Fearing an expensive lawsuit, the Los Angeles County Board of Supervisors voted 3-2 to remove the cross from the seal, and to replace it with some less religious symbol (like a Spanish mission without a cross, which somebody described as a “Taco Bell”). What the Supervisors didn’t expect was the loud outcry from many citizens of Los Angeles, including Jews, Buddhists, and atheists, calling upon the Supervisors to rescind their vote. The protestors argued that the symbol on the seal is not meant to promote Christianity, but simply to commemorate the true history of Los Angeles, in which Christianity played a prominent, even a leading role. (To hear Dennis Prager's stirring speech urging Supervisors not to remove the cross, click here.)
But the Supervisors voted once again to remove the cross and to bow before the imperious threats of the ACLU. This is where the matter stands as of today.
Let me begin my response by saying that, as a Christian, I do not expect the government to promote Christianity. I don’t want the government to promote Christianity. In fact, I think there is great danger for the Christian gospel when the government gets in bed with the church or vice versa. (See, for example, my last post: Who Won? Rome or Christ?)

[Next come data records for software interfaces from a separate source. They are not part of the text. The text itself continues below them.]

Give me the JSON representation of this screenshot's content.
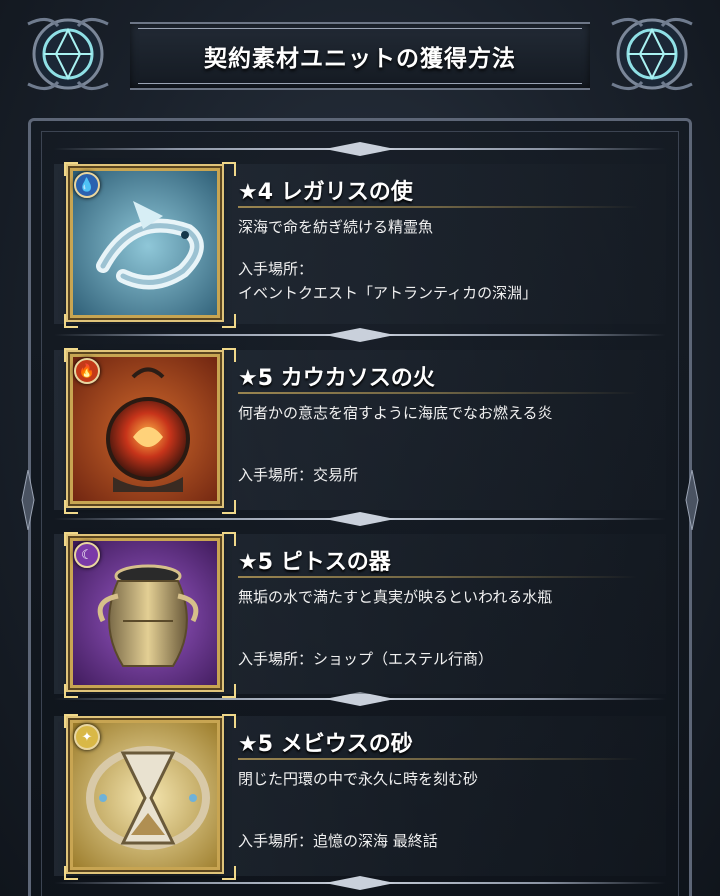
{
  "header": {
    "title": "契約素材ユニットの獲得方法"
  },
  "items": [
    {
      "name": "★4 レガリスの使",
      "description": "深海で命を紡ぎ続ける精霊魚",
      "location_label": "入手場所：",
      "location_value": "イベントクエスト「アトランティカの深淵」",
      "element_icon": "water-element-icon",
      "art_icon": "spirit-fish-icon",
      "colors": {
        "bg": "#3a6f8a",
        "accent": "#bfe6f5",
        "badge": "#2a62b0"
      }
    },
    {
      "name": "★5 カウカソスの火",
      "description": "何者かの意志を宿すように海底でなお燃える炎",
      "location_label": "",
      "location_value": "入手場所：交易所",
      "element_icon": "fire-element-icon",
      "art_icon": "flame-orb-icon",
      "colors": {
        "bg": "#a8481c",
        "accent": "#ff8a3a",
        "badge": "#c43a18"
      }
    },
    {
      "name": "★5 ピトスの器",
      "description": "無垢の水で満たすと真実が映るといわれる水瓶",
      "location_label": "",
      "location_value": "入手場所：ショップ（エステル行商）",
      "element_icon": "dark-element-icon",
      "art_icon": "jar-icon",
      "colors": {
        "bg": "#6a2f8f",
        "accent": "#c9a95a",
        "badge": "#7a3aa8"
      }
    },
    {
      "name": "★5 メビウスの砂",
      "description": "閉じた円環の中で永久に時を刻む砂",
      "location_label": "",
      "location_value": "入手場所：追憶の深海 最終話",
      "element_icon": "light-element-icon",
      "art_icon": "hourglass-icon",
      "colors": {
        "bg": "#c9a648",
        "accent": "#f3e2a8",
        "badge": "#d9b846"
      }
    }
  ]
}
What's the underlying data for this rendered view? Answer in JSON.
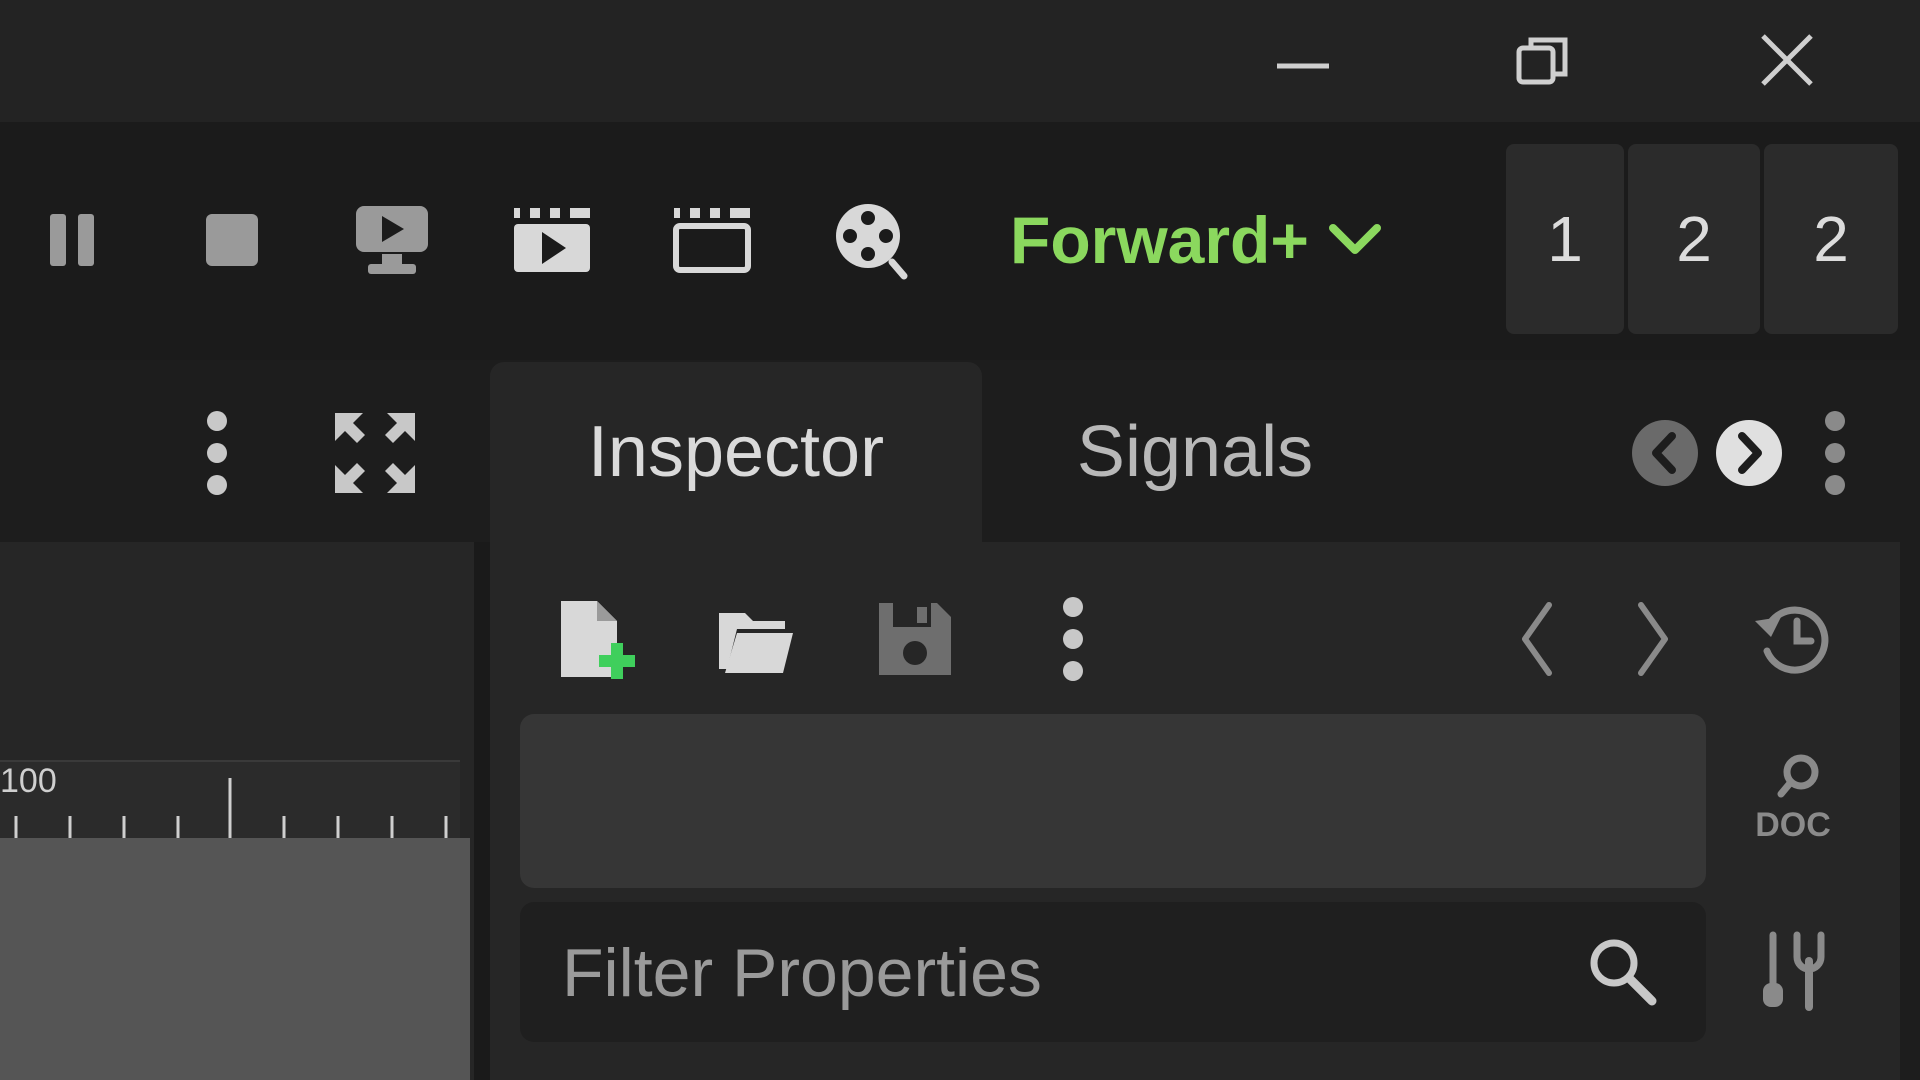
{
  "window_controls": {
    "minimize_icon": "minimize-icon",
    "restore_icon": "restore-icon",
    "close_icon": "close-icon"
  },
  "run_toolbar": {
    "icons": [
      "pause-icon",
      "stop-icon",
      "remote-debug-icon",
      "play-scene-icon",
      "play-custom-scene-icon",
      "movie-maker-icon"
    ]
  },
  "renderer": {
    "label": "Forward+",
    "color": "#8bd85e"
  },
  "counters": [
    "1",
    "2",
    "2"
  ],
  "viewport": {
    "ruler_label": "100"
  },
  "dock": {
    "tabs": [
      {
        "label": "Inspector",
        "active": true
      },
      {
        "label": "Signals",
        "active": false
      }
    ]
  },
  "inspector": {
    "filter_placeholder": "Filter Properties",
    "toolbar_icons": [
      "new-resource-icon",
      "load-resource-icon",
      "save-resource-icon",
      "more-options-icon",
      "history-back-icon",
      "history-forward-icon",
      "object-history-icon"
    ],
    "side_icons": [
      "open-documentation-icon",
      "property-filter-options-icon"
    ]
  }
}
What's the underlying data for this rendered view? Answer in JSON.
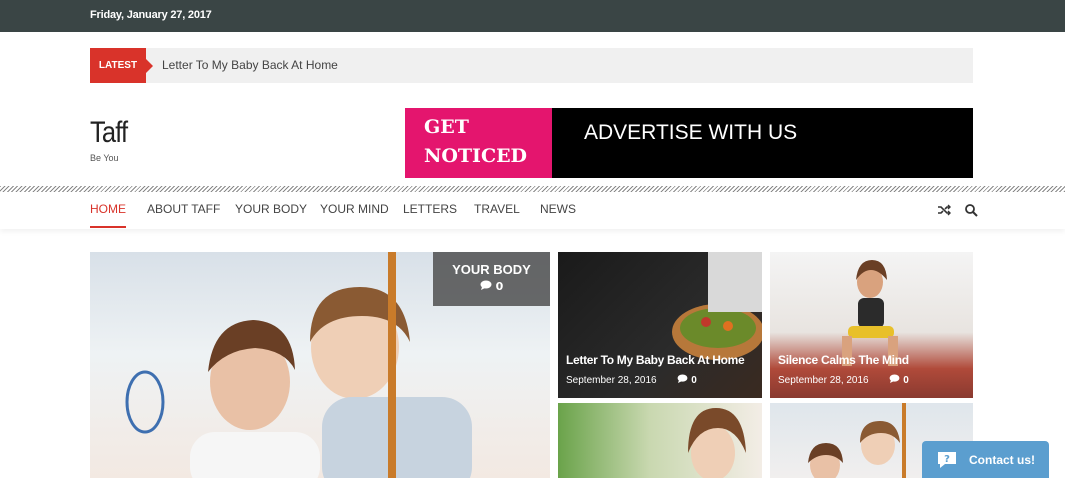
{
  "topbar": {
    "date": "Friday, January 27, 2017"
  },
  "ticker": {
    "label": "LATEST",
    "headline": "Letter To My Baby Back At Home"
  },
  "site": {
    "title": "Taff",
    "tagline": "Be You"
  },
  "ad": {
    "line1": "GET",
    "line2": "NOTICED",
    "text": "ADVERTISE WITH US"
  },
  "nav": {
    "items": [
      {
        "label": "HOME",
        "active": true
      },
      {
        "label": "ABOUT TAFF"
      },
      {
        "label": "YOUR BODY"
      },
      {
        "label": "YOUR MIND"
      },
      {
        "label": "LETTERS"
      },
      {
        "label": "TRAVEL"
      },
      {
        "label": "NEWS"
      }
    ],
    "icons": [
      "shuffle-icon",
      "search-icon"
    ]
  },
  "hero": {
    "category": "YOUR BODY",
    "comments": "0"
  },
  "cards": [
    {
      "title": "Letter To My Baby Back At Home",
      "date": "September 28, 2016",
      "comments": "0"
    },
    {
      "title": "Silence Calms The Mind",
      "date": "September 28, 2016",
      "comments": "0"
    }
  ],
  "contact": {
    "label": "Contact us!"
  },
  "colors": {
    "accent": "#d9332a",
    "topbar": "#3a4545",
    "ad_pink": "#e4156e",
    "contact": "#5b9ecf"
  }
}
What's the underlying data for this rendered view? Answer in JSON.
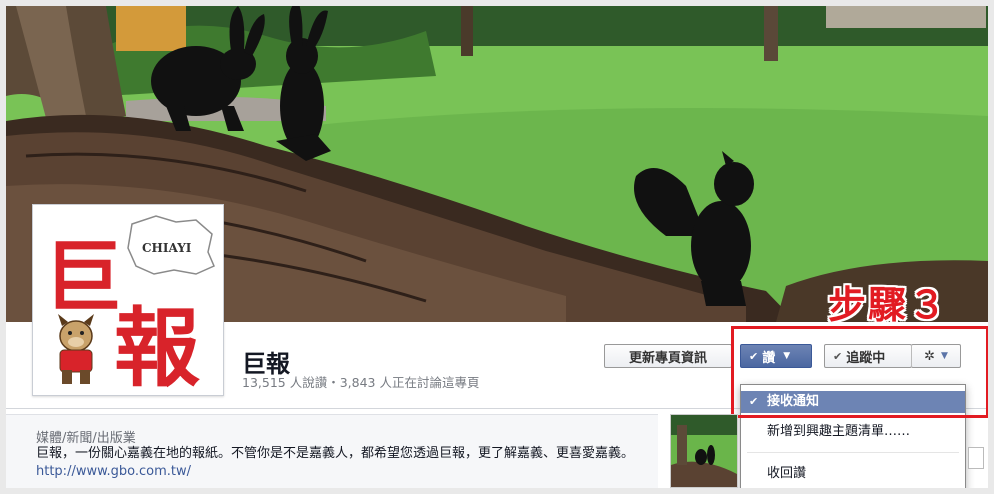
{
  "cover": {
    "annotation": "步驟３"
  },
  "page": {
    "title": "巨報",
    "stats": "13,515 人說讚・3,843 人正在討論這專頁"
  },
  "profile": {
    "logo_text_main": "巨",
    "logo_text_secondary": "報",
    "map_label": "CHIAYI"
  },
  "actions": {
    "update_info_label": "更新專頁資訊",
    "like_label": "讚",
    "following_label": "追蹤中"
  },
  "dropdown": {
    "items": [
      {
        "label": "接收通知",
        "selected": true
      },
      {
        "label": "新增到興趣主題清單……",
        "selected": false
      },
      {
        "label": "收回讚",
        "selected": false
      }
    ]
  },
  "about": {
    "category": "媒體/新聞/出版業",
    "description": "巨報，一份關心嘉義在地的報紙。不管你是不是嘉義人，都希望您透過巨報，更了解嘉義、更喜愛嘉義。",
    "link": "http://www.gbo.com.tw/"
  },
  "colors": {
    "facebook_blue": "#3b5998",
    "like_button": "#5b74a8",
    "annotation_red": "#e21b22"
  }
}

As a citizen of the United States, however, and as one who lived in LA County for 25 years, I’m very concerned about what the Supervisors have done. I believe that an accurate, truthful, and widely-acknowledged understanding of our history as a people is essential to our health and future. Erasing the cross, even such a tiny one, is an attempt to rewrite history in the image of ideology, not reality.
But I’m also very concerned about the logic behind the ACLU’s action and the County’s reaction. I’m not a legal scholar, so I’m not going to examine this case from a constitutional perspective, but from a logical, moral, and dare I say, common sense perspective.
The ACLU argues that the tiny cross on the county seal appears to sponsor Christianity. They argue, furthermore, that the cross is such an obvious religious symbol that it cannot be seen as otherwise. But I’m not so sure. Certainly in most contexts the cross is a religious symbol. But can’t it be displayed with other primary meanings? The cross was included on the county seal, not to promote any religion, but simply to commemorate the history of Christian influence in Los Angeles. Nobody has argued that the Supervisors who first voted for the county seal had the slightest intention of promoting Christianity (or the worship of the pagan goddess Pomona, for that matter). The fact is that they were using the cross, not as a religious symbol per se, but as an historical symbol. It wasn’t included on the county seal to encourage people to remember the meaning of the death of Jesus or to propagate faith in Jesus, but rather to recall the crucial influence of the Christian missions in the history of Los Angeles county. So, I would argue that the cross in this instance is not a religious symbol so much as an historical symbol. This cross points to the history of Los Angeles, not to the death of Christ and its meaning.
“But,” an ACLUer might respond, “what if someone takes the cross on the county seal of Los Angeles as a religious symbol, even if it was intended to have a purely historical meaning? What if that someone is offended by the presence of the cross on the county seal? In this case, the cross should be removed.”
This is an important argument, and I will address it in my next post.